This thing is no joke. Frankly it was more than a little intimidating, daunting, sobering — all of the words apply.
I had to concede that I had the list of symptoms supplied. I went on to read that it is an illness shared by only three to five people in a thousand. That is 0.3 percent.
I was hoping for some tips on how to deal with it, but all they had was a list of medications and the idea that the symptoms can be controlled in psychotherapy.
Nothing revolutionary there.
It was a little tough to see myself classified in such a manner. To know that I am a member of such a select group, a group about which, by the way, relatively little seems to be known.
But I stepped back and looked for a way out of the hole. Yes, I am a schizoid affective bi-polar type. I trust the man who made the diagnosis. But I am also a member of some other clubs, some other classifications. I am a master of arts, two times over.
How does that define me? The same Jewish psychiatrist who made the diagnosis, a man with close to 60 years of practice, stated, “You’re a mensch, and you got there the hard way!”
Again, offering a definition.
Don’t get me wrong, I’m not discounting the medical diagnosis.
If it can help me to better understand myself and provide insight on better ways of living, I’m all for embracing it. I would hate to think, however, that it might become limiting.
It is not the whole story.

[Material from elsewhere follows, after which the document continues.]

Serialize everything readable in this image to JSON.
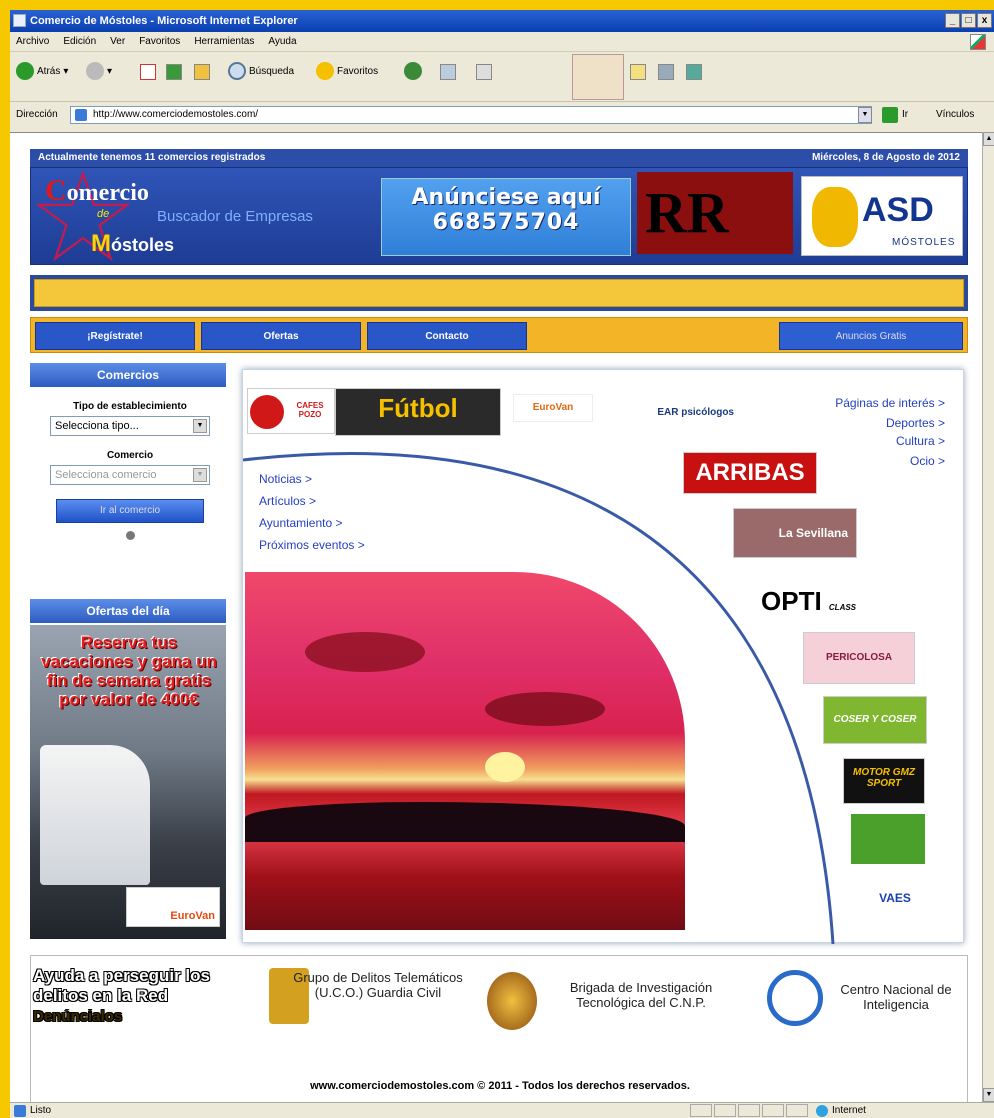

It is one part of it. Not to be run from, but neither to become all encompassing.